In 1999, Psychologist Stuart Fischoff conducted a study in which he gave participants biographical information about a young Black male. Some participants were given sexually explicit rap lyrics allegedly written by the young black male. The study showed that the participants who heard the lyrics were more likely to believe that the young Black male committed the crime.

The prejudicial effect of rap lyrics has negative racial connotations. Psychologist Carrie Fried conducted a study where she used the violent lyrics of folk group Kingston Trio’s song “Bad Man’s Blunder.” The participants were not told who the artist was or what genre the lyrics belonged to. Half of the participants were told that the lyrics were from a country song, and the other half were told the lyrics were from a rap song. The group that was told it was from a rap song believed the artist was dangerous.

There is a clear distinction between the perceptions of rap compared to other genres. The Supreme Court of New Jersey said in a 2014 opinion:

“One would not presume that Bob Marley, who wrote the well-known song ‘I Shot the Sheriff,’ actually shot a sheriff, or that Edgar Allan Poe buried a man beneath his floorboards, as depicted in his short story ‘The Tell-Tale Heart,’ simply because of their respective artistic endeavors on those subjects. Defendant’s lyrics should receive no different treatment.”

In State v. Skinner, the New Jersey high court reversed Vonte Skinner’s conviction of attempted murder because the prosecutors should not have used the rap lyrics as evidence in the trial. The same goes for Queen’s “Bohemian Rhapsody” (“just killed a man, put a gun against his head, pulled my trigger, now he’s dead”) or Johnny Cash’s “Folsom Prison Blues” (“I shot a man in Reno just to watch him die”).

The double standard is undeniable.

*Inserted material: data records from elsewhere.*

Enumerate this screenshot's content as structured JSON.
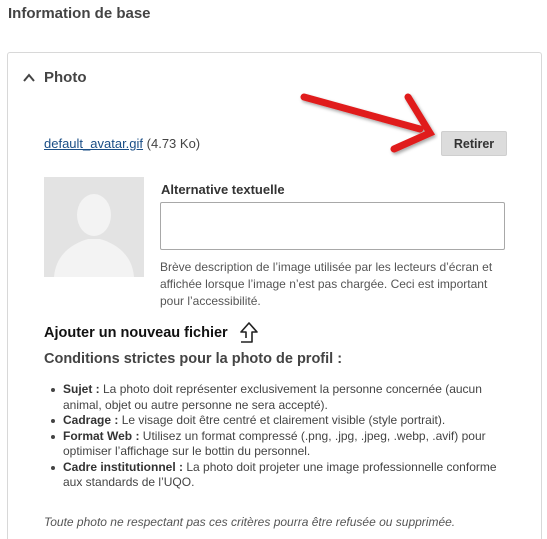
{
  "section": {
    "title": "Information de base"
  },
  "photo_panel": {
    "summary_label": "Photo",
    "file": {
      "name": "default_avatar.gif",
      "size": "(4.73 Ko)"
    },
    "remove_label": "Retirer",
    "alt": {
      "label": "Alternative textuelle",
      "value": "",
      "description": "Brève description de l’image utilisée par les lecteurs d’écran et affichée lorsque l’image n’est pas chargée. Ceci est important pour l’accessibilité."
    },
    "add_file_label": "Ajouter un nouveau fichier",
    "conditions_title": "Conditions strictes pour la photo de profil :",
    "rules": [
      {
        "term": "Sujet :",
        "text": " La photo doit représenter exclusivement la personne concernée (aucun animal, objet ou autre personne ne sera accepté)."
      },
      {
        "term": "Cadrage :",
        "text": " Le visage doit être centré et clairement visible (style portrait)."
      },
      {
        "term": "Format Web :",
        "text": " Utilisez un format compressé (.png, .jpg, .jpeg, .webp, .avif) pour optimiser l’affichage sur le bottin du personnel."
      },
      {
        "term": "Cadre institutionnel :",
        "text": " La photo doit projeter une image professionnelle conforme aux standards de l’UQO."
      }
    ],
    "note": "Toute photo ne respectant pas ces critères pourra être refusée ou supprimée."
  },
  "colors": {
    "link": "#1a4e86",
    "annotation_arrow": "#e01b1b",
    "button_bg": "#dcdcdc"
  }
}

The Georgia Attorney General created the Georgia Anti-Gang Network in 2018 and recently was given authority to prosecute criminal gang activity statewide. Interestingly, the Georgia Attorney General — along with other state attorney generals — recently sent a letter to Washington, D.C., using the First Amendment as an offense shield tactic to shut down the Disinformation Governance Board enacted by President Joe Biden, much of which applies to voter fraud and the January 6 insurrection. The letter said the Disinformation Board would infringe upon the First Amendment rights enjoyed by citizens and would silence Americans who wish to express their views. The letter, supported by the Georgia Attorney General, says it is unconstitutional and un-American.

The First Amendment that the Georgia Attorney General used to shield the rights of predominantly white voters is simultaneously being used as a sword to prosecute young Black men.

To [w]rap things up, the prosecution of rap artists is affecting one class of people — young Black men. In cases across the country, prosecutors are using “motive and intent” as a disguise for introducing these lyrics to portray the defendant as a criminal. This bad character evidence is even worse given how juries prejudicially view defendants with explicative rap lyrics.

Earlier this year, the New York Senate introduced a bill (S7527) which would limit the admissibility of rap lyrics. Georgia and other states should follow suit and pass a bill excluding the use of constitutional artistic expression in a criminal trial. Otherwise, prosecutors will continue to use rap lyrics as non-Mirandized confessions.

If the stated goal of every prosecutor is to conduct a fair trial and to seek the truth, then prejudicial rap lyrics should not be allowed in the courtroom during a criminal jury trial. As the gatekeepers to the justice system, winning should not be prosecutors’ priority.

“If you don’t know, now you know.” – The Notorious B.I.G.

Devin Rafus is a senior associate at Atlanta’s Arora Law Firm.